Given entries section start
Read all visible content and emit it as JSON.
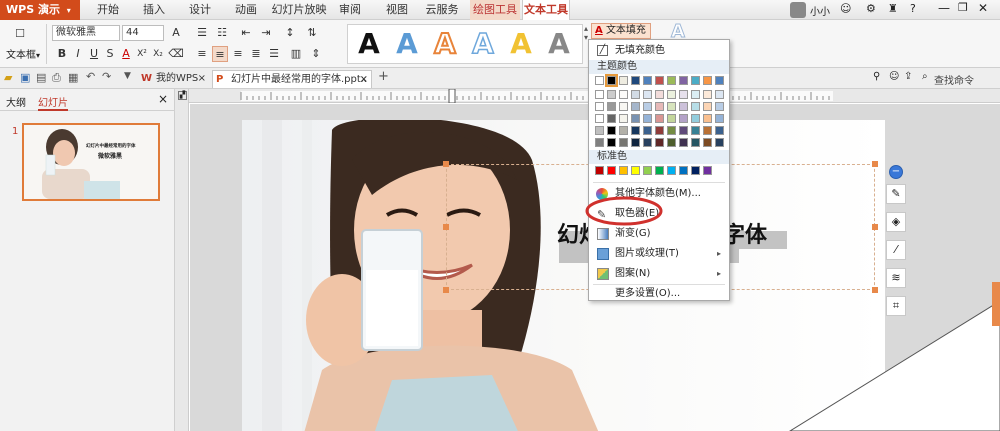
{
  "menubar": {
    "app_button": "WPS 演示",
    "tabs": [
      "开始",
      "插入",
      "设计",
      "动画",
      "幻灯片放映",
      "审阅",
      "视图",
      "云服务",
      "绘图工具",
      "文本工具"
    ],
    "user_name": "小小"
  },
  "ribbon": {
    "font_name": "微软雅黑",
    "font_size": "44",
    "textbox_label": "文本框",
    "text_fill_label": "文本填充",
    "bold": "B",
    "italic": "I",
    "underline": "U",
    "strike": "S",
    "superscript": "X²",
    "subscript": "X₂",
    "font_color_letter": "A",
    "wordart_letters": [
      "A",
      "A",
      "A",
      "A",
      "A",
      "A"
    ]
  },
  "qabar": {
    "tabs": [
      "我的WPS",
      "幻灯片中最经常用的字体.pptx *"
    ],
    "add_tab": "+",
    "search_placeholder": "查找命令"
  },
  "left_panel": {
    "tabs": [
      "大纲",
      "幻灯片"
    ],
    "close": "×",
    "slide_number": "1",
    "thumb_title": "幻灯片中最经常用的字体",
    "thumb_subtitle": "微软雅黑"
  },
  "slide": {
    "title_visible_left": "幻灯",
    "title_visible_right": "字体"
  },
  "dropdown": {
    "no_fill": "无填充颜色",
    "theme_colors_header": "主题颜色",
    "standard_colors_header": "标准色",
    "more_colors": "其他字体颜色(M)...",
    "eyedropper": "取色器(E)",
    "gradient": "渐变(G)",
    "picture_texture": "图片或纹理(T)",
    "pattern": "图案(N)",
    "more_settings": "更多设置(O)...",
    "theme_top_row": [
      "#ffffff",
      "#000000",
      "#eeece1",
      "#1f497d",
      "#4f81bd",
      "#c0504d",
      "#9bbb59",
      "#8064a2",
      "#4bacc6",
      "#f79646",
      "#4f81bd"
    ],
    "standard_row": [
      "#c00000",
      "#ff0000",
      "#ffc000",
      "#ffff00",
      "#92d050",
      "#00b050",
      "#00b0f0",
      "#0070c0",
      "#002060",
      "#7030a0"
    ]
  },
  "colors": {
    "accent": "#d24b1b",
    "highlight_ring": "#d0312d"
  }
}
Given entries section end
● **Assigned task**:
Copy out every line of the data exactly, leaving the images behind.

● **Solution for this task**:
Read all visible content and emit it as JSON.
{
  "menubar": {
    "app_button": "WPS 演示",
    "tabs": [
      "开始",
      "插入",
      "设计",
      "动画",
      "幻灯片放映",
      "审阅",
      "视图",
      "云服务",
      "绘图工具",
      "文本工具"
    ],
    "user_name": "小小"
  },
  "ribbon": {
    "font_name": "微软雅黑",
    "font_size": "44",
    "textbox_label": "文本框",
    "text_fill_label": "文本填充",
    "bold": "B",
    "italic": "I",
    "underline": "U",
    "strike": "S",
    "superscript": "X²",
    "subscript": "X₂",
    "font_color_letter": "A",
    "wordart_letters": [
      "A",
      "A",
      "A",
      "A",
      "A",
      "A"
    ]
  },
  "qabar": {
    "tabs": [
      "我的WPS",
      "幻灯片中最经常用的字体.pptx *"
    ],
    "add_tab": "+",
    "search_placeholder": "查找命令"
  },
  "left_panel": {
    "tabs": [
      "大纲",
      "幻灯片"
    ],
    "close": "×",
    "slide_number": "1",
    "thumb_title": "幻灯片中最经常用的字体",
    "thumb_subtitle": "微软雅黑"
  },
  "slide": {
    "title_visible_left": "幻灯",
    "title_visible_right": "字体"
  },
  "dropdown": {
    "no_fill": "无填充颜色",
    "theme_colors_header": "主题颜色",
    "standard_colors_header": "标准色",
    "more_colors": "其他字体颜色(M)...",
    "eyedropper": "取色器(E)",
    "gradient": "渐变(G)",
    "picture_texture": "图片或纹理(T)",
    "pattern": "图案(N)",
    "more_settings": "更多设置(O)...",
    "theme_top_row": [
      "#ffffff",
      "#000000",
      "#eeece1",
      "#1f497d",
      "#4f81bd",
      "#c0504d",
      "#9bbb59",
      "#8064a2",
      "#4bacc6",
      "#f79646",
      "#4f81bd"
    ],
    "standard_row": [
      "#c00000",
      "#ff0000",
      "#ffc000",
      "#ffff00",
      "#92d050",
      "#00b050",
      "#00b0f0",
      "#0070c0",
      "#002060",
      "#7030a0"
    ]
  },
  "colors": {
    "accent": "#d24b1b",
    "highlight_ring": "#d0312d"
  }
}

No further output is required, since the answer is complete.